The Imperial was set up in 1872 and we know from our records and historical artefacts that the hotel became the headquarters of the Inland Revenue during World War II. But we knew very little about the impact the war had on the whole of Llandudno and the rest of North Wales so the War II exhibition at Mostyn Gallery seemed like the perfect place for us to improve our knowledge.
This exhibition is well worth a visit as not only is it interesting but also educational. We learnt about life during those times as well as the important role North Wales played in the continued running of Government departments, how the landscape was used for military testing and how history has formed the present. Here’s a few of the interesting facts we learned:
The Inland Revenue moved to Llandudno in 1940 after the Government designated the town a “safe” area. This led to 5,000 Inland Revenue staff and their families relocating with the requisitioning of over 400 hotels including The Imperial, boarding houses and private residences to provide offices and living accommodation. One member of the IR staff based at The Imperial was James Callaghan who later became an MP and Prime Minister. Colwyn Bay also had an influx of evacuees with the Ministry of Food relocating to the town bringing another 5,000 civil servants. Three of our menus from 1940 are part of the Ministry’s exhibition to show how rationing impacted on hotels and restaurants.
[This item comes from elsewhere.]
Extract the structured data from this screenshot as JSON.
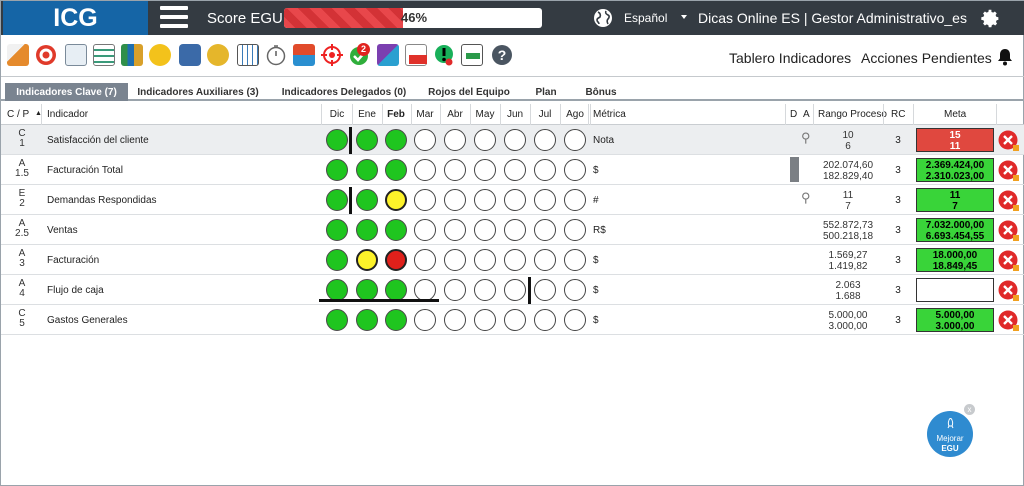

Sadly the terrain of the Snowdonia Mountain Range led to a large number of aircraft crashes which are shown on this map, but they were directly responsible for the setting up of the RAF Mountain Rescue Service in 1943 which was linked to the RAF’s Search and Rescue Helicopters that flew out of RAF Valley until 2015.
Over 1,000 men worked in secret during the night at Conwy Morfa on the part-construction of the Mulberry Harbour, the portable structure which was responsible for the landing of 2.5 million men, 500,000 vehicles and 4 million tons of goods during the Allied invasion of Normandy. Meanwhile the Menai Strait was being used for the Catalina flying boats which were ordered from the US. Saunders-Roe, an aero and marine engineering company moved to Beaumaris on Anglesey where the secret modifications on the flying boats were undertaken, and today the slipway where the boats landed and hangers can still be seen.
Quarries also played a role in the War as they were used to preserve many of our paintings from the National Gallery in London. Over a period of 5 weeks in the summer of 1941, paintings were brought to Manod Quarry at Blaenau Ffestiniog and placed within freestanding brick buildings deep underground, and it’s thanks to their secret Welsh home that these art treasures were saved for the nation.
There are also exhibits on the Royal Artillery that moved to the Great Orme, the BBC who relocated the Variety Department of 400 staff and artistes to Bangor but used the Grand Theatre in Llandudno and the manufacture and storage of mustard gas near Mold plus a lot more.
War II is on at the Mostyn Gallery until 8 May 2016 and is well worth a visit, and we hope you find it as interesting as we did.
Mostyn Gallery at 12 Vaughan Street in Llandudno is open Tuesday to Sunday 10.30am to 5.00pm, admission is free. Visit Mostyn Gallery’s website for more information.